I know I’m far from being alone in being incredibly frustrated with the growing epidemic of our politicians refusing to answer fair questions. But is there a bit of blood on our hands here?
by Darren Caveney
Any media training taking place in our organisations which trains people to never, never, never answer the question should stop. Immediately.
I may be shot down in flames for suggesting such a thing but I’m very clear in my own mind on this one. It’s harmful on a number of levels.
The daily refusals of some of our MPs to answer questions is adding to an already unpleasant political climate here in the UK.
Now you can choose your own words to describe this climate here but for me it’s this: The commonplace telling of a pack of lies and the refusal to answer legitimate follow-up questions which merely ask for proof, for evidence, for clarity.
What actually follows is, very often, instead a repetition of said tale and with a swaying – this way and that – to stall for time. And if the question can be dodged for long enough it’s job done.
It’s not a good look.
Trust is like respect – it needs to be earned, not expected
If you look at any of the trust surveys out there, such as the annual Edelman Trust Barometer, you very quickly get a feel for the type people we trust – and don’t trust – and the personal attributes which encourage trust or can dismantle trust.
What I’ve described above transforms us quickly into a world of mistrust and as an industry I don’t believe we should be aiding and abetting it in any way. And I’m pretty sure that most of us do not.
I know some excellent media trainers – people who have worked in the media and in-house – and who have a wealth of experience in this area. I regularly recommend a chap who is brilliant at this training.
And he doesn’t earn a crust from teaching the tactics of deceit and avoidance.
What a good media trainer will teach are:
The methods for creating headspace and time to think about an answer from a journalist really badgering away, sometimes yes unfairly.
Skills for making sure that you weave in your message about a new launch, an improvement or an announcement – that is totally acceptable.
Encouraging you to practice and to do your homework so that you know your topic well. Being prepared to anticipate and plan for tricky questions absolutely makes sense.
And filming and recording mock interviews so that personal presentation skills can be worked upon is good and sensible. Practice is to be encouraged in any role.
But all of that is very different to seeing if you can beat the clock in a media interview and get to the end without answering a thing and, worse still, being economical with the truth.
Some of the stuff we see and hear regularly – and from people we should be able to trust – wouldn’t get over the first hurdle of the Advertising Standards Authority rules and regulations. If advertisers and marketers tried to deceive in this way in a TV, radio or press ad they would face stern consequences.
So who is to blame?
I have never encouraged anyone to lie in a media response, interview or release and I strongly suspect the vast majority of our profession will be in this same place.
So, who exactly are the media trainers or more general advisors who are encouraging this?

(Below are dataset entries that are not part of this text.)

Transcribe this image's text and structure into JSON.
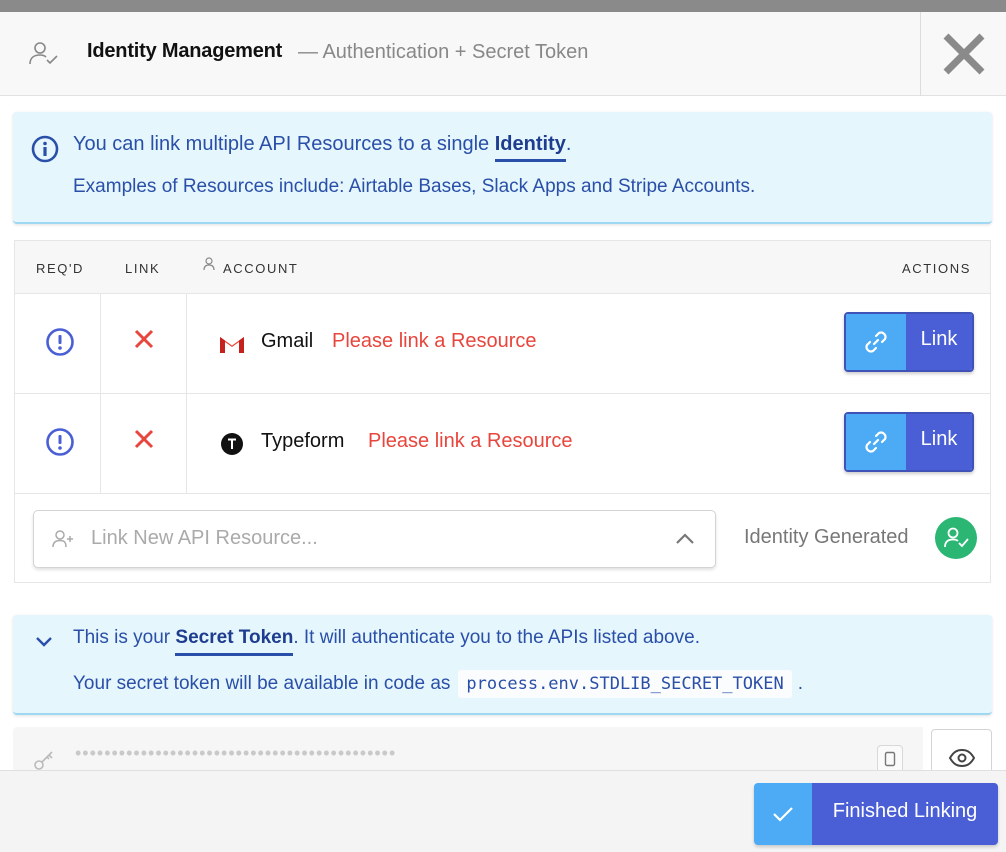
{
  "header": {
    "title": "Identity Management",
    "subtitle": "— Authentication + Secret Token",
    "close_label": "Close"
  },
  "info": {
    "line1_before": "You can link multiple API Resources to a single ",
    "line1_strong": "Identity",
    "line1_after": ".",
    "line2": "Examples of Resources include: Airtable Bases, Slack Apps and Stripe Accounts."
  },
  "table": {
    "columns": {
      "required": "REQ'D",
      "link": "LINK",
      "account": "ACCOUNT",
      "actions": "ACTIONS"
    },
    "rows": [
      {
        "name": "Gmail",
        "status": "Please link a Resource",
        "action": "Link",
        "icon": "gmail-logo"
      },
      {
        "name": "Typeform",
        "status": "Please link a Resource",
        "action": "Link",
        "icon": "typeform-logo"
      }
    ],
    "add_placeholder": "Link New API Resource...",
    "identity_status": "Identity Generated"
  },
  "secret": {
    "line1_before": "This is your ",
    "line1_strong": "Secret Token",
    "line1_after": ". It will authenticate you to the APIs listed above.",
    "line2_before": "Your secret token will be available in code as",
    "code": "process.env.STDLIB_SECRET_TOKEN",
    "line2_after": ".",
    "masked_token": "••••••••••••••••••••••••••••••••••••••••••••"
  },
  "footer": {
    "finish_label": "Finished Linking"
  },
  "colors": {
    "accent": "#4a5fd6",
    "accent_light": "#4dabf5",
    "error": "#e8453c",
    "success": "#2bb673",
    "info_bg": "#e5f6fd",
    "info_text": "#2a4fa8"
  }
}
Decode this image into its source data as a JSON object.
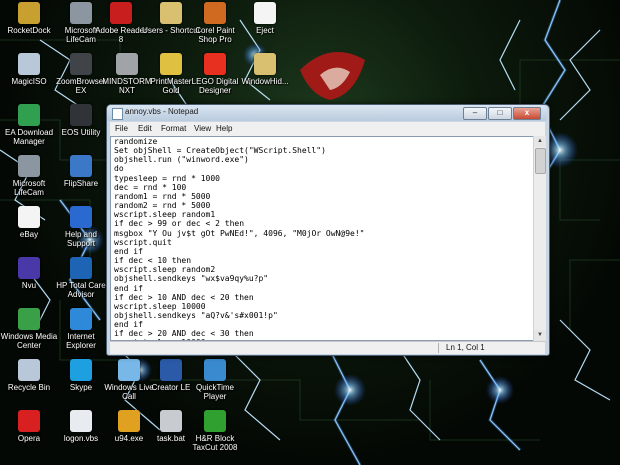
{
  "desktop": {
    "icons": [
      {
        "label": "RocketDock",
        "icon": "rocketdock-icon",
        "color": "#c8a030"
      },
      {
        "label": "Microsoft LifeCam",
        "icon": "webcam-icon",
        "color": "#8c96a0"
      },
      {
        "label": "Adobe Reader 8",
        "icon": "adobe-reader-icon",
        "color": "#c81e1e"
      },
      {
        "label": "Users - Shortcut",
        "icon": "folder-icon",
        "color": "#d8c070"
      },
      {
        "label": "Corel Paint Shop Pro",
        "icon": "corel-icon",
        "color": "#d06a20"
      },
      {
        "label": "Eject",
        "icon": "document-icon",
        "color": "#f4f4f4"
      },
      {
        "label": "MagicISO",
        "icon": "disc-icon",
        "color": "#b8c8d8"
      },
      {
        "label": "ZoomBrowser EX",
        "icon": "camera-icon",
        "color": "#404448"
      },
      {
        "label": "MINDSTORM NXT",
        "icon": "lego-icon",
        "color": "#a0a4a8"
      },
      {
        "label": "PrintMaster Gold",
        "icon": "printmaster-icon",
        "color": "#e0c040"
      },
      {
        "label": "LEGO Digital Designer",
        "icon": "lego-brick-icon",
        "color": "#e83020"
      },
      {
        "label": "WindowHid...",
        "icon": "folder-icon",
        "color": "#d8c070"
      },
      {
        "label": "EA Download Manager",
        "icon": "ea-icon",
        "color": "#30a050"
      },
      {
        "label": "EOS Utility",
        "icon": "camera-icon",
        "color": "#303438"
      },
      {
        "label": "Microsoft LifeCam",
        "icon": "webcam-icon",
        "color": "#8c96a0"
      },
      {
        "label": "FlipShare",
        "icon": "flipshare-icon",
        "color": "#3c78c8"
      },
      {
        "label": "eBay",
        "icon": "ebay-icon",
        "color": "#f4f4f4"
      },
      {
        "label": "Help and Support",
        "icon": "help-icon",
        "color": "#2a6ad0"
      },
      {
        "label": "Nvu",
        "icon": "nvu-icon",
        "color": "#4838a8"
      },
      {
        "label": "HP Total Care Advisor",
        "icon": "hp-icon",
        "color": "#1e64b4"
      },
      {
        "label": "Windows Media Center",
        "icon": "media-center-icon",
        "color": "#3aa048"
      },
      {
        "label": "Internet Explorer",
        "icon": "ie-icon",
        "color": "#2e8ad8"
      },
      {
        "label": "Recycle Bin",
        "icon": "recycle-bin-icon",
        "color": "#b8c8d8"
      },
      {
        "label": "Skype",
        "icon": "skype-icon",
        "color": "#1ea0e0"
      },
      {
        "label": "Windows Live Call",
        "icon": "windows-live-icon",
        "color": "#78b8e8"
      },
      {
        "label": "Creator LE",
        "icon": "creator-icon",
        "color": "#2a5aa8"
      },
      {
        "label": "QuickTime Player",
        "icon": "quicktime-icon",
        "color": "#3a8ad0"
      },
      {
        "label": "Opera",
        "icon": "opera-icon",
        "color": "#d82020"
      },
      {
        "label": "logon.vbs",
        "icon": "script-icon",
        "color": "#e8ecf0"
      },
      {
        "label": "u94.exe",
        "icon": "winamp-icon",
        "color": "#e0a020"
      },
      {
        "label": "task.bat",
        "icon": "batch-icon",
        "color": "#c8ccd0"
      },
      {
        "label": "H&R Block TaxCut 2008",
        "icon": "hrblock-icon",
        "color": "#30a030"
      }
    ]
  },
  "notepad": {
    "title": "annoy.vbs - Notepad",
    "buttons": {
      "minimize": "–",
      "maximize": "□",
      "close": "x"
    },
    "menu": [
      "File",
      "Edit",
      "Format",
      "View",
      "Help"
    ],
    "content": "randomize\nSet objShell = CreateObject(\"WScript.Shell\")\nobjshell.run (\"winword.exe\")\ndo\ntypesleep = rnd * 1000\ndec = rnd * 100\nrandom1 = rnd * 5000\nrandom2 = rnd * 5000\nwscript.sleep random1\nif dec > 99 or dec < 2 then\nmsgbox \"Y Ou jv$t gOt PwNEd!\", 4096, \"M0jOr OwN@9e!\"\nwscript.quit\nend if\nif dec < 10 then\nwscript.sleep random2\nobjshell.sendkeys \"wx$va9qy%u?p\"\nend if\nif dec > 10 AND dec < 20 then\nwscript.sleep 10000\nobjshell.sendkeys \"aQ?v&'s#x001!p\"\nend if\nif dec > 20 AND dec < 30 then\nwscript.sleep 10000\nobjshell.sendkeys \"oPbtO&je9o<\\\"\"",
    "status": "Ln 1, Col 1"
  }
}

Genuinely – who are they?
Because for sure it is happening else we wouldn’t have such a significant number of prominent UK politicians doing so daily and with matters so important it feels criminal to me as a citizen, never mind a communicator.
Oh don’t let the facts get in the way…
Just this week we the president of the United States freely able to stand up and speak after the latest mass shootings and avoid the enormous heard of elephants in the room – gun ownership laws.
According to Tump the main reasons for mass shooting number 254 and 255 in the U.S. this year – more than one per day – was the fault of video games and perpetrated by people with mental health issues. Oh, and they were probably immigrants.
Well first off that is a shameful thing to say. And second off everyone with an ounce of knows that the liberal guns laws in the U.S. are the main reason why theses shootings can happen so readily.
Yet still his words are fine by many. Sigh.
Ricky Gervais recently said on Twitter:
”The world began to crumble when feelings started overruling facts”
That. That’s it, right there.
So, where do we go next because it feels like it’s getting worse…
If our own industry has played even a small role in any of this then there is some blood on our hands and we need to address that.
Let’s always strive for truth, transparency and integrity.
Let’s not let feelings overrule facts.
And if that makes me naive then I am cool with being naive.
Darren Caveney is creator of comms2point0 and owner of creative communicators ltd
image via muddy-lens